The 52nd NATO Defense College Academic Advisory Board meeting
On 24-25 November 2022, the NATO Defense College Academic Advisory Board convened its 52nd annual meeting, in Rome, Italy. The Board aims to advise the Commandant on ways in which to improve the academic, research and outreach activities of the College, to enhance links with NATO HQ and Allied Command Transformation, and to ensure that NDC outreach strategies contribute to those of the Alliance.
In his role of Chair of the NATO Military Committee, Admiral Rob Bauer presides over the NATO Defense College Academic Advisory Board (AAB), which plays a fundamental role in support of the NDC’s commitments. Opening the meeting, Admiral Bauer reiterated the objectives of the Board, especially to advise the Commandant on ways to improve the College’s activities as well as provide direction and guidance for its engagements and its research work plan.
The Board received an update from the NDC Research Division, which provides NATO's senior leaders with sound and timely analyses and recommendations on issues pertinent to the Alliance.
Admiral Bauer highlighted the significant role the NDC plays in the education of NATO’s future leaders, be it military or civilian, while underlining the importance of remaining relevant. “The new security environment requires the NDC’s curriculum to be flexible and reflect a whole-of-government, and even a whole-of-society approach. Now, very much like the Alliance, we need to make sure that the College remains fit-for-our pose and responsive to today’s and tomorrow’s challenges”, he added.
The Chair continued by reiterating his conviction for life-long education, “I am a firm believer that education and learning are something that should be continued throughout our lifetime and there is always more to learn”.

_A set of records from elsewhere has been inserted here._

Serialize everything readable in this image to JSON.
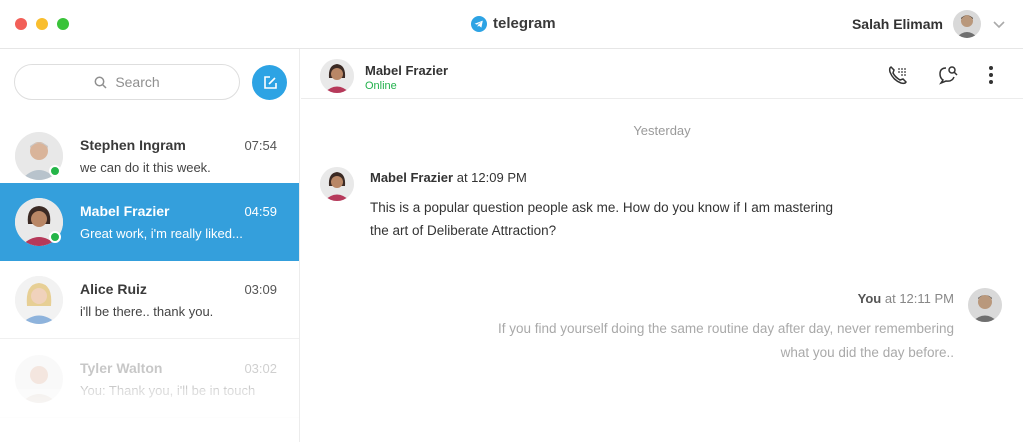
{
  "window": {
    "app_name": "telegram"
  },
  "user": {
    "name": "Salah Elimam"
  },
  "sidebar": {
    "search_placeholder": "Search",
    "chats": [
      {
        "name": "Stephen Ingram",
        "time": "07:54",
        "preview": "we can do it this week.",
        "online": true,
        "active": false
      },
      {
        "name": "Mabel Frazier",
        "time": "04:59",
        "preview": "Great work, i'm really liked...",
        "online": true,
        "active": true
      },
      {
        "name": "Alice Ruiz",
        "time": "03:09",
        "preview": "i'll be there.. thank you.",
        "online": false,
        "active": false
      },
      {
        "name": "Tyler Walton",
        "time": "03:02",
        "preview": "You: Thank you, i'll be in touch",
        "online": false,
        "active": false
      }
    ]
  },
  "conversation": {
    "contact_name": "Mabel Frazier",
    "contact_status": "Online",
    "day_label": "Yesterday",
    "messages": [
      {
        "sender": "Mabel Frazier",
        "at": "at 12:09 PM",
        "lines": [
          "This is a popular question people ask me. How do you know if I am mastering",
          "the art of Deliberate Attraction?"
        ]
      },
      {
        "sender": "You",
        "at": "at 12:11 PM",
        "lines": [
          "If you find yourself doing the same routine day after day, never remembering",
          "what you did the day before.."
        ]
      }
    ]
  },
  "colors": {
    "accent": "#2da3e4",
    "active_row": "#349fdc",
    "online": "#22b14c"
  }
}
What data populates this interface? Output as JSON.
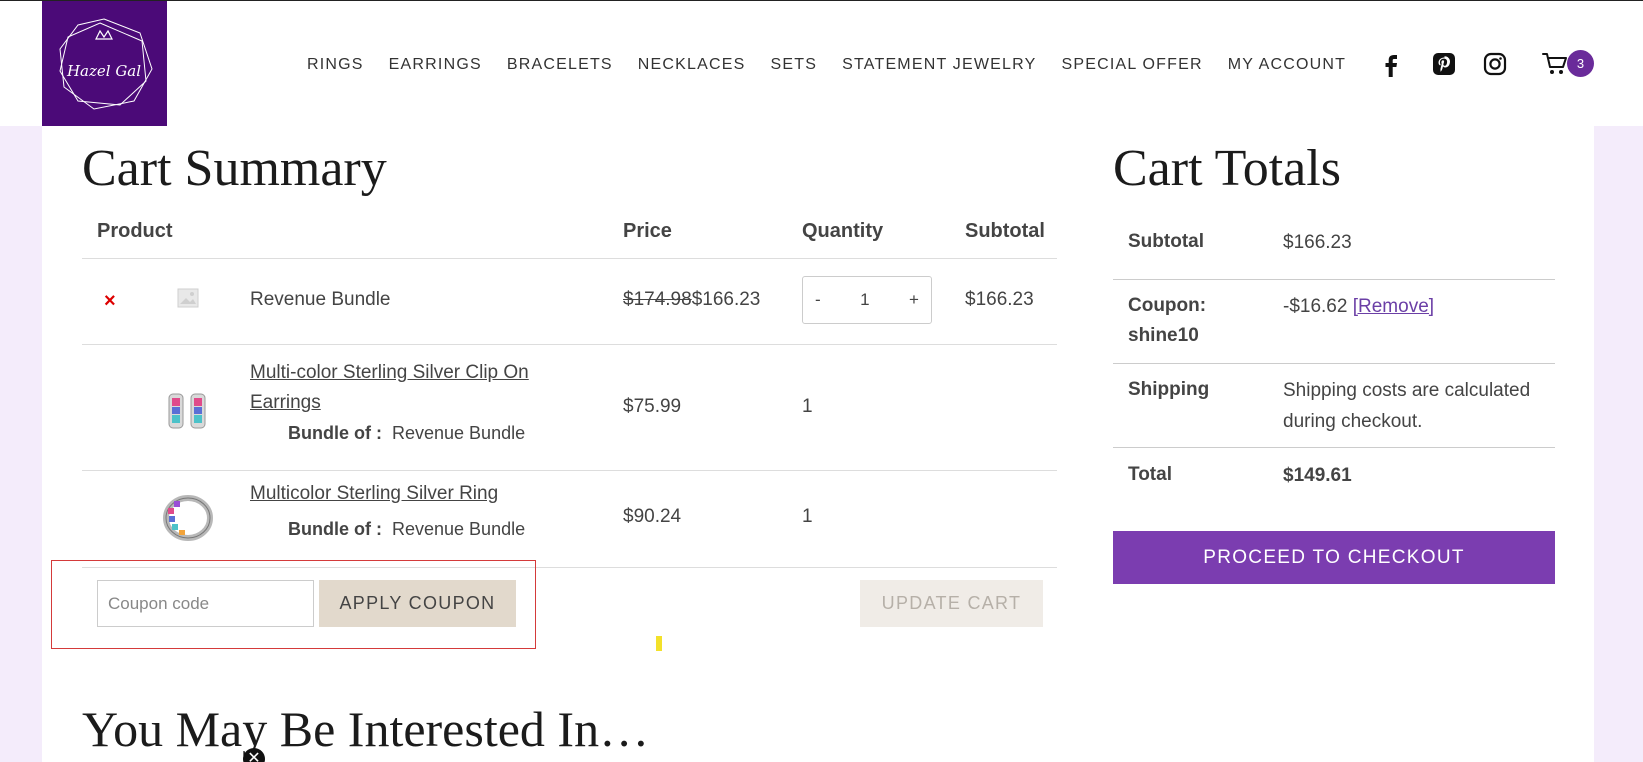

Admiral Bauer pursued his programme at the NDC with a lecture to the Generals, Flag Officers and Ambassadors Course on the “New Strategic Concept and the Alliance’s Answer to Current and Future Challenges”. Participants included military and civilians representatives from 34 NATO and Partner Nations. “Together, NATO Allies and Partners have learned that what unites us is far bigger than what divides us. We have built our diversity into our biggest strength. We see together what we cannot see alone. We do together what we cannot do alone”, he concluded.